Up and up, passing a sign informing us that we were now 2 miles high, and then continuing to climb. We arrived at Milner Pass and stopped in the parking lot here, took a photo of the sign for the Continental Divide, and also briefly admired Poudre Lake.
We continued along, stopping just before the Alpine Visitor Center at Medicine Bow Curve. Here is a breathtaking view of the Cache la Poudre River winding along the valley thousands of feet below, and the beautiful ridges that surround the valley.
We almost didn’t stop at the Alpine Visitor Center, but I managed to get a parking spot, so we got out and looked at the view a bit. There is also a hike from here to a point where you can see the entire valley. We didn’t want to take the time, nor did we feel like hiking at that altitude and in the 54 degree weather. By now it was 3:30 pm, and we needed to continue on.

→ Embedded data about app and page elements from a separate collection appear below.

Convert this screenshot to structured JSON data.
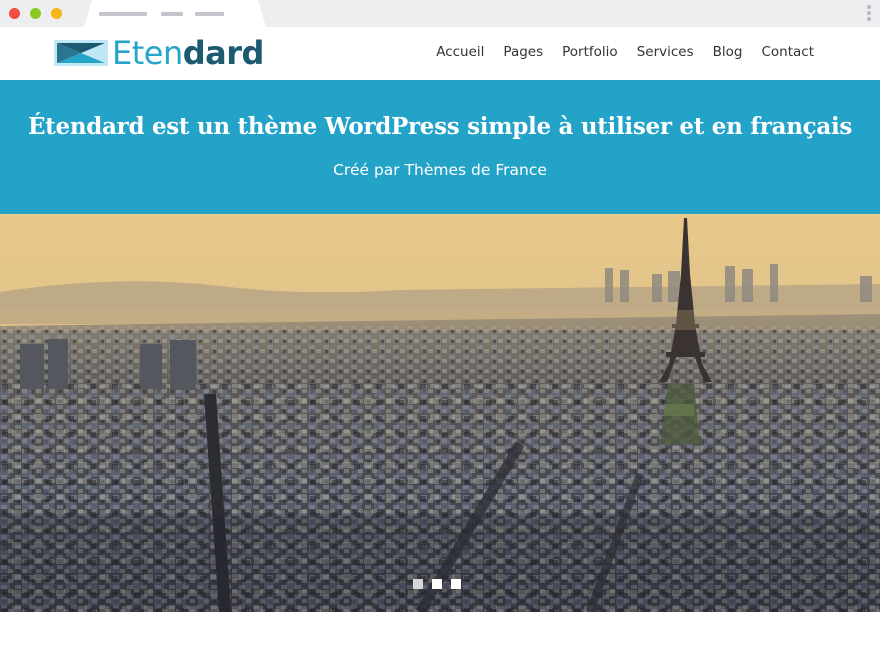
{
  "browser": {
    "window_controls": [
      "close",
      "minimize",
      "maximize"
    ],
    "menu_icon": "kebab-menu-icon"
  },
  "header": {
    "logo": {
      "text_light": "Eten",
      "text_dark": "dard",
      "icon": "flag-logo-icon"
    },
    "nav": [
      {
        "label": "Accueil"
      },
      {
        "label": "Pages"
      },
      {
        "label": "Portfolio"
      },
      {
        "label": "Services"
      },
      {
        "label": "Blog"
      },
      {
        "label": "Contact"
      }
    ]
  },
  "banner": {
    "title": "Étendard est un thème WordPress simple à utiliser et en français",
    "subtitle": "Créé par Thèmes de France"
  },
  "hero": {
    "image_subject": "Aerial view of Paris with the Eiffel Tower at sunset",
    "slides_total": 3,
    "active_slide": 1
  },
  "colors": {
    "brand": "#24a3c9",
    "brand_dark": "#1b5a70",
    "nav_text": "#333333"
  }
}
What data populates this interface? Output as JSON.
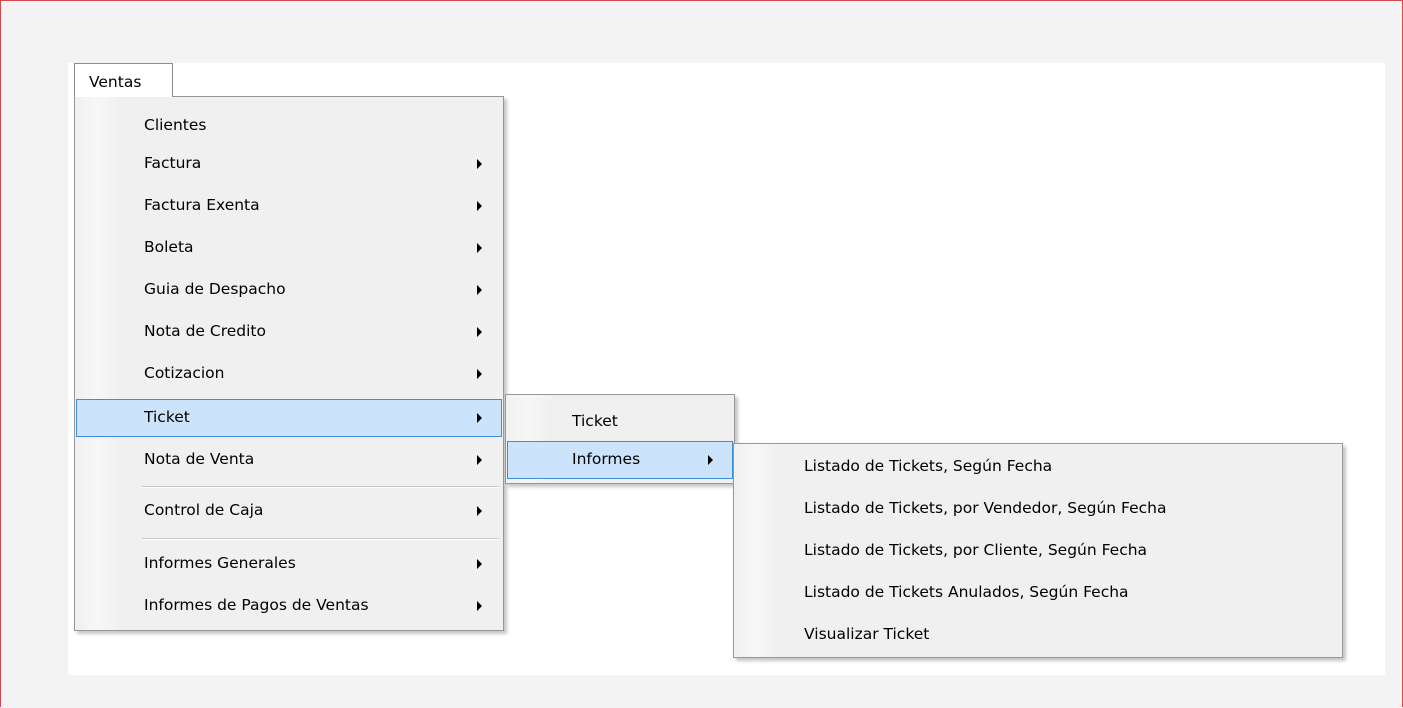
{
  "menubar": {
    "ventas_label": "Ventas"
  },
  "ventas_menu": {
    "items": [
      {
        "label": "Clientes"
      },
      {
        "label": "Factura"
      },
      {
        "label": "Factura Exenta"
      },
      {
        "label": "Boleta"
      },
      {
        "label": "Guia de Despacho"
      },
      {
        "label": "Nota de Credito"
      },
      {
        "label": "Cotizacion"
      },
      {
        "label": "Ticket"
      },
      {
        "label": "Nota de Venta"
      },
      {
        "label": "Control de Caja"
      },
      {
        "label": "Informes Generales"
      },
      {
        "label": "Informes de Pagos de Ventas"
      }
    ]
  },
  "ticket_submenu": {
    "items": [
      {
        "label": "Ticket"
      },
      {
        "label": "Informes"
      }
    ]
  },
  "informes_submenu": {
    "items": [
      {
        "label": "Listado de Tickets, Según Fecha"
      },
      {
        "label": "Listado de Tickets, por Vendedor, Según Fecha"
      },
      {
        "label": "Listado de Tickets, por Cliente, Según Fecha"
      },
      {
        "label": "Listado de Tickets Anulados, Según Fecha"
      },
      {
        "label": "Visualizar Ticket"
      }
    ]
  },
  "colors": {
    "highlight_bg": "#cce4fb",
    "highlight_border": "#3f8fd6",
    "frame_border": "#d6474f"
  }
}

It was not much further that Trail Ridge Road peaked at 12,183 feet, though there was no sign marking the occasion. We were now at the highest point in the highest continuous freeway in the United States. We stopped once or twice more for photo opps, but mostly continued along the road, now dropping inexorably in elevation. At one point, while we were still very high up, the road took us along the very top of a ridge, where there was no mountain wall on either side. I thought whoever designed this road must have been crazy. *smile*
We got to the valley on the east side of the park around 4:30 pm. We were pretty tired and ready to leave by this point. But we took a quick side trip to the Endovalley, driving past the Alluvial Fan, which actually looked a lot cooler from up above. Then we headed out of the park, spotting a couple of male mule deer on our way out.
As we approached Estes Park, I spotted another stimulus project. Unfortunately I’ve lost count of how many we’ve seen across the country, but rest assured that there were lots.
In Estes Park we drove past the Stanley Hotel, which was the inspiration for Stephen King’s The Shining. By 6 pm we were driving through Boulder, passing the University of Colorado. A bit later we drove through Broomfield, passing the Sun Microsystems campus there, which had not yet been changed to say “Oracle”.
The mountains were shadowy in the near distance. Just past Broomfield on Highway 36, there were a couple of prairie dog colonies along the side of the freeway, which I found very entertaining.
We arrived in Denver by 6:30 pm and found our hotel, a cute bed & breakfast in Lower Downtown Denver (LoDo) called the Gregory Inn. We got ourselves settled into our cozy room, enjoyed nice hot showers, and called a car around 8 pm.
Dave’s choice for dinner was the Wynkoop Brewing Company in downtown. He had been there before while at a Sun Microsystems conference, and was eager to return. We had drinks and a good dinner – buffalo taco salad for me and a buffalo burrito for Dave. (Note that in this part of the country, buffalo means meat from buffalos, not spicy sauce.)
We checked out the 16th Street Mall by riding the free shuttle up the middle of it, then walked from there back to our B&B, making it to bed by 11:30 pm.